[Opening Extracted entries section]
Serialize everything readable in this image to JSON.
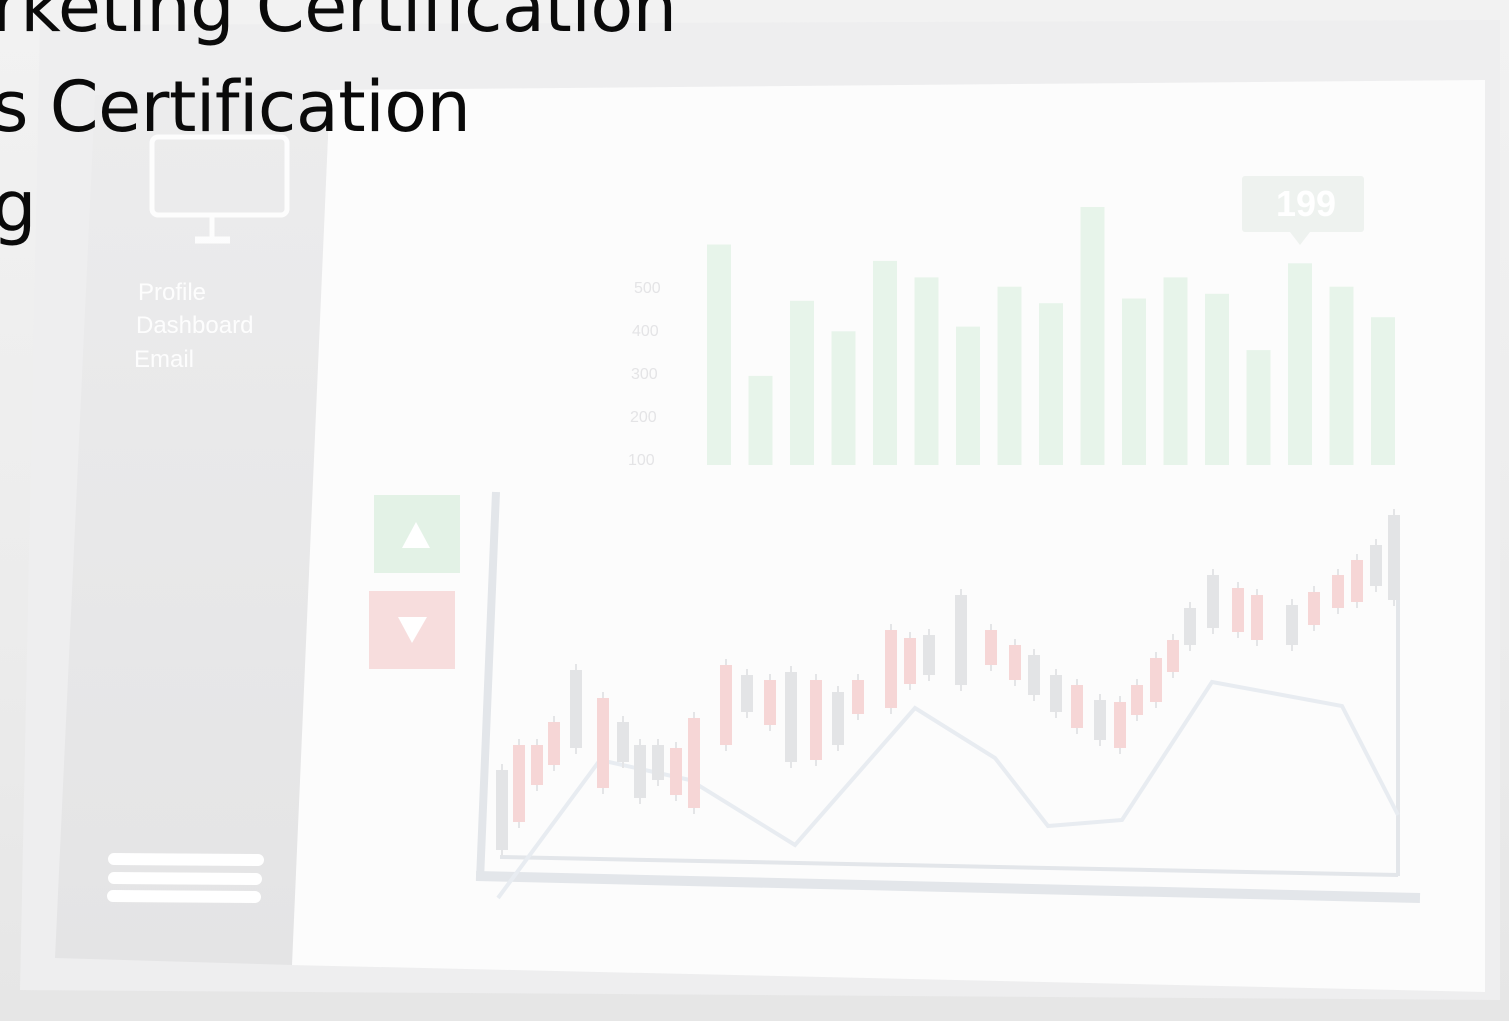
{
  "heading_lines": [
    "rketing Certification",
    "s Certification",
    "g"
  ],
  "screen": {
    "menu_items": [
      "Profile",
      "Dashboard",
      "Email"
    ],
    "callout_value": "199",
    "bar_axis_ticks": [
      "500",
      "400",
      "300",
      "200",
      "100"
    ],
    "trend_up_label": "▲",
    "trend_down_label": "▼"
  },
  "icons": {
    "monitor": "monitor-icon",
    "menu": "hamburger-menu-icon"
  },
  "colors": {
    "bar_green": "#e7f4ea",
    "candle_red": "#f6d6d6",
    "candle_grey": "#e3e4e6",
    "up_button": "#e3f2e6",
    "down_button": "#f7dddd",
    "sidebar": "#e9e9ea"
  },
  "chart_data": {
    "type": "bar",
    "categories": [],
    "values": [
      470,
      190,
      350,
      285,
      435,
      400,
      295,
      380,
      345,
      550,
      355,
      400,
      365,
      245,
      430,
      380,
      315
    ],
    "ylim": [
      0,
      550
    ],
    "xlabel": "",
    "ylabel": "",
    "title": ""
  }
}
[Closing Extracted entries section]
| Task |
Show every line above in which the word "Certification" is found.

| Exercise output |
    "rketing Certification",
    "s Certification",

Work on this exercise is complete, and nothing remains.